Multiple observational studies have now demonstrated that exposure to LDL-C increases cardiovascular disease risk in a dynamic and cumulative fashion, similar to pack-years in smoking.
In the latest issue of JAMA Cardiology, Zhang et al analyzed the data of a large number of participants in 4 national cohort studies with the aim to evaluate the associations of cumulative exposure to LDL-C, time-weighted average (TWA) LDL-C, and the LDL-C slope change during young adulthood and middle age with incident CVD later in life.
Participants were included if they had 2 or more LDL-C measures that were at least 2 years apart between ages 18 and 60 years, with at least 1 of the LDL-C measures occurring during middle age at 40 to 60 years. The study modeled LDL-C exposure starting at age 18 years to show granularly how risk from cumulative LDL-C exposure starts to accumulate early in life.
Increasing cumulative exposure to LDL-C (in mg/dL × years) was associated with increasing risk in a nearly linear fashion, independent of midlife lipid levels. When evaluated as time-weighted average LDL-C, risk began to increase at a mean LDL-C level of as low as 100 mg/dL, far below current treatment thresholds.
"Findings from the study by Zhang et al suggest that the current guideline-endorsed paradigm of deferring the treatment of mild and moderate elevations of LDL-C levels in young adults not only misses a critical opportunity for prevention but also unnecessarily allows lipid-related risk to accumulate for decades", note Navar et al in an accompanying editorial.
"We found that cumulative LDL-C and TWA LDL-C levels were associated with an increased risk of incident CHD events, even after adjusting for the most recent LDL-C level during middle age", add authors in discussion.
The results are supported by biological mechanics of lipid metabolism. Low-density lipoprotein cholesterol and other apolipoprotein B–containing lipoproteins that are smaller than 70 nm in diameter freely enter and exit the endothelial barrier, where they can interact with extracellular structures, such as proteoglycans, to become retained in the extracellular matrix. The LDL-C particles that are retained in the arterial wall are oxidized and then elicit an inflammatory response, which results in vascular injury and atheroma formation.

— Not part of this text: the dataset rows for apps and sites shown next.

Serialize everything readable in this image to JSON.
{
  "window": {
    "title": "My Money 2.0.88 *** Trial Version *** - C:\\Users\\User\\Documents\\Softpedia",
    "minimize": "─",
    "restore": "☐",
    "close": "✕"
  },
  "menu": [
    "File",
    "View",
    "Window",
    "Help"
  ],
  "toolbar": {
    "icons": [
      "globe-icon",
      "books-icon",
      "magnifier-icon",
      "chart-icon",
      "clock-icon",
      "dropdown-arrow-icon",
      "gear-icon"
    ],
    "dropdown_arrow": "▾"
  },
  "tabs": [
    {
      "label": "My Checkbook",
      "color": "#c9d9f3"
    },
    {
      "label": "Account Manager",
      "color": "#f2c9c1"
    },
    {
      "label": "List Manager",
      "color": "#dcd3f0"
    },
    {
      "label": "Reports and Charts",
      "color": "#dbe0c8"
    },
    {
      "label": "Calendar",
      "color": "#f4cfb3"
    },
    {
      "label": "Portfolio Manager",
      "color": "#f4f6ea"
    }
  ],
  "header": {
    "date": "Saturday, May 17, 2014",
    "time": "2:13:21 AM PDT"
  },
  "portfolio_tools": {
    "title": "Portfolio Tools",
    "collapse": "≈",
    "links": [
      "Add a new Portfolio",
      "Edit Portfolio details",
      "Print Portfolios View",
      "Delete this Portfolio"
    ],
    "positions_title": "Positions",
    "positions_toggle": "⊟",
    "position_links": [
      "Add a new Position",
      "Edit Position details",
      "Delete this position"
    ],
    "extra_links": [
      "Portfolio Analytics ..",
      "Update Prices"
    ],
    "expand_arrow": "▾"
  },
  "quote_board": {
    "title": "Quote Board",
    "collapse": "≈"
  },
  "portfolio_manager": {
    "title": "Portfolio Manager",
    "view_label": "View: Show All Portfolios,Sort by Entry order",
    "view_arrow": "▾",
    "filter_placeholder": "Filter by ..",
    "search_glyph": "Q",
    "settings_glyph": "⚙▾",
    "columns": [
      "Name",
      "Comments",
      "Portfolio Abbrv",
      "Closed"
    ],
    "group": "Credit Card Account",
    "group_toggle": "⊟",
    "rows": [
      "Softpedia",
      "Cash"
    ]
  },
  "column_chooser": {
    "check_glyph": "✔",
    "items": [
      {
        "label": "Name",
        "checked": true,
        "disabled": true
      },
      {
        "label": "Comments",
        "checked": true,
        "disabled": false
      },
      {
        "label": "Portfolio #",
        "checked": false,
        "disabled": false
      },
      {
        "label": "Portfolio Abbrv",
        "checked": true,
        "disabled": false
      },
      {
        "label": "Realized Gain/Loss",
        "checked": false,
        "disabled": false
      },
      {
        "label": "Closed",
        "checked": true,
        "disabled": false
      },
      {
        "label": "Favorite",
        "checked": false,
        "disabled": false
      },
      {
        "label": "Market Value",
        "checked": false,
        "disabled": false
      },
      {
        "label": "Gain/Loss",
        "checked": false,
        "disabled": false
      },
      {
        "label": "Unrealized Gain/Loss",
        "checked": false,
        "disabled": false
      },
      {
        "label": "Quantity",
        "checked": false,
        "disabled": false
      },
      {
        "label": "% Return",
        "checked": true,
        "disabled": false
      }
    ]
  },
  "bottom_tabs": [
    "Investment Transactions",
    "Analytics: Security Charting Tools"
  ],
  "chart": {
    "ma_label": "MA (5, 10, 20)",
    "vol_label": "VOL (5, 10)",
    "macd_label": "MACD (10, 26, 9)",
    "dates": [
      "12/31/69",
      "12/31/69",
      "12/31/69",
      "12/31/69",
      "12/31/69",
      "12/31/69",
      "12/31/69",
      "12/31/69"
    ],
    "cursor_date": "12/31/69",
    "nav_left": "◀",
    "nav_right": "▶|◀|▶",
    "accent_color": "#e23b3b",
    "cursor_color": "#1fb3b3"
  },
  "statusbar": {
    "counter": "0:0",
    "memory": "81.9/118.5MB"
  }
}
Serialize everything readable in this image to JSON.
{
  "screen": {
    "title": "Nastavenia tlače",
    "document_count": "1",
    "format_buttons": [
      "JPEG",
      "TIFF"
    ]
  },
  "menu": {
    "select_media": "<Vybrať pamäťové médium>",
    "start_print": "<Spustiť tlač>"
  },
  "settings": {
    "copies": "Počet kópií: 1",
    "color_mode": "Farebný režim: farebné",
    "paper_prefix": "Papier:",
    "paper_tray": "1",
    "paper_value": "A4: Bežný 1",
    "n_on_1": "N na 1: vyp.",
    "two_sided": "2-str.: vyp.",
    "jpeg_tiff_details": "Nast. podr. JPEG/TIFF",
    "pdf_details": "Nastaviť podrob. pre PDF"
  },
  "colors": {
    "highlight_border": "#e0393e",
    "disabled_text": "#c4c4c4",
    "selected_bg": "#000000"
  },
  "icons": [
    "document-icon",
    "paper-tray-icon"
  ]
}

Therefore, an individual's total atherosclerotic burden is believed to be associated with both the circulating LDL-C levels and the total duration of exposure.
"Clinical decisions are currently guided by contemporary LDL-C values, whereas our findings suggest that incorporating serial LDL-C measures and cumulative LDL-C burden into clinical practice may further refine CVD risk assessment and help inform strategies for primary prevention of CHD", add authors.
Source: JAMA Cardiology: